The vet recommended IV antibiotics, an ultrasound, constant IV fluids and a culture.  We decided to do everything but the ultrasound and, as soon as I was done work Saturday morning (which amazingly I made it through without breaking down), I stopped into visit her and hold her and pet her and love her while the vet told me that the best option would most likely be to put her down.  Her temperature was dropping.  Even with a heating pad and blankets, her beautiful little body was shutting down.  She tried to purr, but could only manage a meek rasp.  I held her close and stroked her face. I rubbed her favourite spot at the top of her tummy.  I rocked her back and forth and cried like a baby.  I told the vet that I wanted to be able to bring the rest of the family to say goodbye.  She asked me if I wanted them to perform CPR if she went into arrest.  I knew she wouldn’t be coming home from the hospital.


 After dinner, we packed up the kids, drove the 30 minutes to the hospital where we showered her with goobery toddler kisses and mommy tears.  My husband took the kids and I held her close.  She slept and rested her head on my shoulder, comforting me as much as I was comforting her.  My life will never be the same without her and now I cry.  I cry because it was unexpected.  I cry because I should have noticed she was sick.  I cry because my other cat wanders the house crying out and looking for her.  I cry because my son asks when she is coming home from the hospital.  I cry because my heart longs for her, this perfect creature who would drink water from my glass, lay on my fabric as I sewed  and saunter across my palette when I painted, often leaving kitty paint prints on the floor.  I cry because fate brought us together and tore us apart.

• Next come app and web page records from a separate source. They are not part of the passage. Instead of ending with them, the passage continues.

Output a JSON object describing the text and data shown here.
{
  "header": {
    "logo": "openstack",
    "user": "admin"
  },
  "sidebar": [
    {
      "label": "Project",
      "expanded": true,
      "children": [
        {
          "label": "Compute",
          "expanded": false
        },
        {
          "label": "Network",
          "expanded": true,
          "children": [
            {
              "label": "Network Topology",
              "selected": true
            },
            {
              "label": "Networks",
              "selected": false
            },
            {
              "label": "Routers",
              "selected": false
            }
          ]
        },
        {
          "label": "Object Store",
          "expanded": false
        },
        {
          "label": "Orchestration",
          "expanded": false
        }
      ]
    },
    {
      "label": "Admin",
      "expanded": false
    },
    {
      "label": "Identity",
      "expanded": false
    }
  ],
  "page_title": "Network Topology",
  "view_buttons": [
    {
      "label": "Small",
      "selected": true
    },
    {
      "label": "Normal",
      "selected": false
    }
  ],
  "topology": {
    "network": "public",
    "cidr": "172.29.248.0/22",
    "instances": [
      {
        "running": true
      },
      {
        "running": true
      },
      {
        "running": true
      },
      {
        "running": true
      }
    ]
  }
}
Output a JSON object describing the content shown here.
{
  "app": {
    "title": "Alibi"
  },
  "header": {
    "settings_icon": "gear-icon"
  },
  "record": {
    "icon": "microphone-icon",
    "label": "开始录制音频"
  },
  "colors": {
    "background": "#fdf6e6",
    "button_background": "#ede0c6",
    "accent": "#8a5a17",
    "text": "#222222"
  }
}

I cry because she gave herself fully to me. I cry because I am thankful she was mine.


  

Zara, my heart hurts, I ache, and I miss you deeply.



Spring 2007 – January 26, 2013